- **WHAT THIS TASK INVOLVES**
What the task requires is each entry, restated exactly.

[[ DATASET open ]]

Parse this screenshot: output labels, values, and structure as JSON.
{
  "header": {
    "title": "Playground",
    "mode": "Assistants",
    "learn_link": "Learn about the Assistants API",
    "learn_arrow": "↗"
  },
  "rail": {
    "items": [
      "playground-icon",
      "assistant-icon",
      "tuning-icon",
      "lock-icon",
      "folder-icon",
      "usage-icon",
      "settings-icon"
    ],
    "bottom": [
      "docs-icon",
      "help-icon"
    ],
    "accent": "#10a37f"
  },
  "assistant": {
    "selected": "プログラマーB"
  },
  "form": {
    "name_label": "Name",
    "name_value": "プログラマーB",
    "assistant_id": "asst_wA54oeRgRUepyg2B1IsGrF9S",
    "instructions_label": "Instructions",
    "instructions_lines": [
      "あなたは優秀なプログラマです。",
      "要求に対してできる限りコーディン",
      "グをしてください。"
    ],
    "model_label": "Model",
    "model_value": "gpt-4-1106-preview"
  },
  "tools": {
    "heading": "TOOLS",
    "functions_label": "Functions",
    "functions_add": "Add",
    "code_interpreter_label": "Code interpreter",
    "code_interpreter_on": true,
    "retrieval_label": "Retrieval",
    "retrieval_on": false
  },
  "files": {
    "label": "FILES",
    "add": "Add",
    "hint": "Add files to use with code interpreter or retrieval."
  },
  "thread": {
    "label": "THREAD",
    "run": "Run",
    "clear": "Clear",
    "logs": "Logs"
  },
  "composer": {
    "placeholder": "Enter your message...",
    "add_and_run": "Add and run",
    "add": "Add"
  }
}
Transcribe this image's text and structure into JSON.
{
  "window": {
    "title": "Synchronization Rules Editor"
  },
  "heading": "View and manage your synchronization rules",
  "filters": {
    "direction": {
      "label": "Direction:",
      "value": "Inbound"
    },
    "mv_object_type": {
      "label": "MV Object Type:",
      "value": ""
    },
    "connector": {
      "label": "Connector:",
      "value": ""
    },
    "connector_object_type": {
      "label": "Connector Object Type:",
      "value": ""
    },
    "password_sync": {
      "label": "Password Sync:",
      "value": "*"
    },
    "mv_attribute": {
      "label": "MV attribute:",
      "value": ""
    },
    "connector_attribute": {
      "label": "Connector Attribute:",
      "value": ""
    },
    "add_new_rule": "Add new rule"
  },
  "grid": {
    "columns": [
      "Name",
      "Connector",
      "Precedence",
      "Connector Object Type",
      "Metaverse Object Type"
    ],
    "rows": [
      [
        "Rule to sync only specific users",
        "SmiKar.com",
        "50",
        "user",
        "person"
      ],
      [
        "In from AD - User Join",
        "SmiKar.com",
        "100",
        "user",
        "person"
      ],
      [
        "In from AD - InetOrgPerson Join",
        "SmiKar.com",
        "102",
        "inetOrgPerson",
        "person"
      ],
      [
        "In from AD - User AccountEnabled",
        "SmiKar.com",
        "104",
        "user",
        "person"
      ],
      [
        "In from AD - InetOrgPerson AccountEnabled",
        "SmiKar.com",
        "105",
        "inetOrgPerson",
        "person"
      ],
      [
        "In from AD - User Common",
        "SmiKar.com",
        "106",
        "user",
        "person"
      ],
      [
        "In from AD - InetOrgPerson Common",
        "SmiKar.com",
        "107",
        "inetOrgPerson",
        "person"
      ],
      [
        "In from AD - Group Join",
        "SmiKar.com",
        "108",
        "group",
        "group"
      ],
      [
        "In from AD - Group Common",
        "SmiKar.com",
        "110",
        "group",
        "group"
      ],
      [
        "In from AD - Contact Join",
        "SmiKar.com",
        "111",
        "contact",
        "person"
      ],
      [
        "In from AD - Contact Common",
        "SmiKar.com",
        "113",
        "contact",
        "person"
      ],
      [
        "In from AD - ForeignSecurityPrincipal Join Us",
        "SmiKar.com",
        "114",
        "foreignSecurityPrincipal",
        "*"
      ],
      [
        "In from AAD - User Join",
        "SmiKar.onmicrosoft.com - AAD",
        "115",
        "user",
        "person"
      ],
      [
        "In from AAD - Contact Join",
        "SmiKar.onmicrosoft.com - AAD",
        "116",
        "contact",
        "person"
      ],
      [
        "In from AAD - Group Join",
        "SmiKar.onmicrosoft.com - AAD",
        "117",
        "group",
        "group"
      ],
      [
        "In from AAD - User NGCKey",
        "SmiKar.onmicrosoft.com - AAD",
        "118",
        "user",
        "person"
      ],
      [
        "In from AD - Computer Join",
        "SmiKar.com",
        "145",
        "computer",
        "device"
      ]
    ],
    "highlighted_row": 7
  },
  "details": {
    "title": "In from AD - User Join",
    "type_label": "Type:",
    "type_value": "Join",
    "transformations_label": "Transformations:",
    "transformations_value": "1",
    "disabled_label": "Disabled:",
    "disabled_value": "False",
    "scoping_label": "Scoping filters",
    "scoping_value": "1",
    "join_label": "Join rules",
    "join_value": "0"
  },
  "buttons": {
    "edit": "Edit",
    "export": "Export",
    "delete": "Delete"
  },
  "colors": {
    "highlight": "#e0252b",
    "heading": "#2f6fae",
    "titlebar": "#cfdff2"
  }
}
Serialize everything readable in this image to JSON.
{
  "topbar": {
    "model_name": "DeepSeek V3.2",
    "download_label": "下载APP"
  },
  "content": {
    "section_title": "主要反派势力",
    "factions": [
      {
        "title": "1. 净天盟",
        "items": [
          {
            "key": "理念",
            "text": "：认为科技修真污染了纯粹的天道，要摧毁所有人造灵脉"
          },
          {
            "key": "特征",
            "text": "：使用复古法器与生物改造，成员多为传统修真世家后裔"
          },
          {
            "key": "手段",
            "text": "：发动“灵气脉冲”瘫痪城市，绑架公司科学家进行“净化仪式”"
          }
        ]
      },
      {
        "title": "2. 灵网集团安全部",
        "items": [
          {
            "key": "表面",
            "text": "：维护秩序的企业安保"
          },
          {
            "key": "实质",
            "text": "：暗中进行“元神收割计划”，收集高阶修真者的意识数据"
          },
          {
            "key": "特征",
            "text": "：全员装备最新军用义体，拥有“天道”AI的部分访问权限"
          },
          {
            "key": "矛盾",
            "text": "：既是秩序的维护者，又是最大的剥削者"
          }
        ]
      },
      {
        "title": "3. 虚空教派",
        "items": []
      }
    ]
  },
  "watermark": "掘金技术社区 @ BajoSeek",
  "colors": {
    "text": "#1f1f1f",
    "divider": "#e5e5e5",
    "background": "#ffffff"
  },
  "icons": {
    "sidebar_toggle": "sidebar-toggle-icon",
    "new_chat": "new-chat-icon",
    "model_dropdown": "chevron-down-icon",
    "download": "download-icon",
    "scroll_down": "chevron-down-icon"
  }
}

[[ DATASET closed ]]

- **YOUR RESPONSE**
Parse this screenshot: output labels, values, and structure as JSON.
{
  "header": {
    "title": "Playground",
    "mode": "Assistants",
    "learn_link": "Learn about the Assistants API",
    "learn_arrow": "↗"
  },
  "rail": {
    "items": [
      "playground-icon",
      "assistant-icon",
      "tuning-icon",
      "lock-icon",
      "folder-icon",
      "usage-icon",
      "settings-icon"
    ],
    "bottom": [
      "docs-icon",
      "help-icon"
    ],
    "accent": "#10a37f"
  },
  "assistant": {
    "selected": "プログラマーB"
  },
  "form": {
    "name_label": "Name",
    "name_value": "プログラマーB",
    "assistant_id": "asst_wA54oeRgRUepyg2B1IsGrF9S",
    "instructions_label": "Instructions",
    "instructions_lines": [
      "あなたは優秀なプログラマです。",
      "要求に対してできる限りコーディン",
      "グをしてください。"
    ],
    "model_label": "Model",
    "model_value": "gpt-4-1106-preview"
  },
  "tools": {
    "heading": "TOOLS",
    "functions_label": "Functions",
    "functions_add": "Add",
    "code_interpreter_label": "Code interpreter",
    "code_interpreter_on": true,
    "retrieval_label": "Retrieval",
    "retrieval_on": false
  },
  "files": {
    "label": "FILES",
    "add": "Add",
    "hint": "Add files to use with code interpreter or retrieval."
  },
  "thread": {
    "label": "THREAD",
    "run": "Run",
    "clear": "Clear",
    "logs": "Logs"
  },
  "composer": {
    "placeholder": "Enter your message...",
    "add_and_run": "Add and run",
    "add": "Add"
  }
}
Transcribe this image's text and structure into JSON.
{
  "window": {
    "title": "Synchronization Rules Editor"
  },
  "heading": "View and manage your synchronization rules",
  "filters": {
    "direction": {
      "label": "Direction:",
      "value": "Inbound"
    },
    "mv_object_type": {
      "label": "MV Object Type:",
      "value": ""
    },
    "connector": {
      "label": "Connector:",
      "value": ""
    },
    "connector_object_type": {
      "label": "Connector Object Type:",
      "value": ""
    },
    "password_sync": {
      "label": "Password Sync:",
      "value": "*"
    },
    "mv_attribute": {
      "label": "MV attribute:",
      "value": ""
    },
    "connector_attribute": {
      "label": "Connector Attribute:",
      "value": ""
    },
    "add_new_rule": "Add new rule"
  },
  "grid": {
    "columns": [
      "Name",
      "Connector",
      "Precedence",
      "Connector Object Type",
      "Metaverse Object Type"
    ],
    "rows": [
      [
        "Rule to sync only specific users",
        "SmiKar.com",
        "50",
        "user",
        "person"
      ],
      [
        "In from AD - User Join",
        "SmiKar.com",
        "100",
        "user",
        "person"
      ],
      [
        "In from AD - InetOrgPerson Join",
        "SmiKar.com",
        "102",
        "inetOrgPerson",
        "person"
      ],
      [
        "In from AD - User AccountEnabled",
        "SmiKar.com",
        "104",
        "user",
        "person"
      ],
      [
        "In from AD - InetOrgPerson AccountEnabled",
        "SmiKar.com",
        "105",
        "inetOrgPerson",
        "person"
      ],
      [
        "In from AD - User Common",
        "SmiKar.com",
        "106",
        "user",
        "person"
      ],
      [
        "In from AD - InetOrgPerson Common",
        "SmiKar.com",
        "107",
        "inetOrgPerson",
        "person"
      ],
      [
        "In from AD - Group Join",
        "SmiKar.com",
        "108",
        "group",
        "group"
      ],
      [
        "In from AD - Group Common",
        "SmiKar.com",
        "110",
        "group",
        "group"
      ],
      [
        "In from AD - Contact Join",
        "SmiKar.com",
        "111",
        "contact",
        "person"
      ],
      [
        "In from AD - Contact Common",
        "SmiKar.com",
        "113",
        "contact",
        "person"
      ],
      [
        "In from AD - ForeignSecurityPrincipal Join Us",
        "SmiKar.com",
        "114",
        "foreignSecurityPrincipal",
        "*"
      ],
      [
        "In from AAD - User Join",
        "SmiKar.onmicrosoft.com - AAD",
        "115",
        "user",
        "person"
      ],
      [
        "In from AAD - Contact Join",
        "SmiKar.onmicrosoft.com - AAD",
        "116",
        "contact",
        "person"
      ],
      [
        "In from AAD - Group Join",
        "SmiKar.onmicrosoft.com - AAD",
        "117",
        "group",
        "group"
      ],
      [
        "In from AAD - User NGCKey",
        "SmiKar.onmicrosoft.com - AAD",
        "118",
        "user",
        "person"
      ],
      [
        "In from AD - Computer Join",
        "SmiKar.com",
        "145",
        "computer",
        "device"
      ]
    ],
    "highlighted_row": 7
  },
  "details": {
    "title": "In from AD - User Join",
    "type_label": "Type:",
    "type_value": "Join",
    "transformations_label": "Transformations:",
    "transformations_value": "1",
    "disabled_label": "Disabled:",
    "disabled_value": "False",
    "scoping_label": "Scoping filters",
    "scoping_value": "1",
    "join_label": "Join rules",
    "join_value": "0"
  },
  "buttons": {
    "edit": "Edit",
    "export": "Export",
    "delete": "Delete"
  },
  "colors": {
    "highlight": "#e0252b",
    "heading": "#2f6fae",
    "titlebar": "#cfdff2"
  }
}
Serialize everything readable in this image to JSON.
{
  "topbar": {
    "model_name": "DeepSeek V3.2",
    "download_label": "下载APP"
  },
  "content": {
    "section_title": "主要反派势力",
    "factions": [
      {
        "title": "1. 净天盟",
        "items": [
          {
            "key": "理念",
            "text": "：认为科技修真污染了纯粹的天道，要摧毁所有人造灵脉"
          },
          {
            "key": "特征",
            "text": "：使用复古法器与生物改造，成员多为传统修真世家后裔"
          },
          {
            "key": "手段",
            "text": "：发动“灵气脉冲”瘫痪城市，绑架公司科学家进行“净化仪式”"
          }
        ]
      },
      {
        "title": "2. 灵网集团安全部",
        "items": [
          {
            "key": "表面",
            "text": "：维护秩序的企业安保"
          },
          {
            "key": "实质",
            "text": "：暗中进行“元神收割计划”，收集高阶修真者的意识数据"
          },
          {
            "key": "特征",
            "text": "：全员装备最新军用义体，拥有“天道”AI的部分访问权限"
          },
          {
            "key": "矛盾",
            "text": "：既是秩序的维护者，又是最大的剥削者"
          }
        ]
      },
      {
        "title": "3. 虚空教派",
        "items": []
      }
    ]
  },
  "watermark": "掘金技术社区 @ BajoSeek",
  "colors": {
    "text": "#1f1f1f",
    "divider": "#e5e5e5",
    "background": "#ffffff"
  },
  "icons": {
    "sidebar_toggle": "sidebar-toggle-icon",
    "new_chat": "new-chat-icon",
    "model_dropdown": "chevron-down-icon",
    "download": "download-icon",
    "scroll_down": "chevron-down-icon"
  }
}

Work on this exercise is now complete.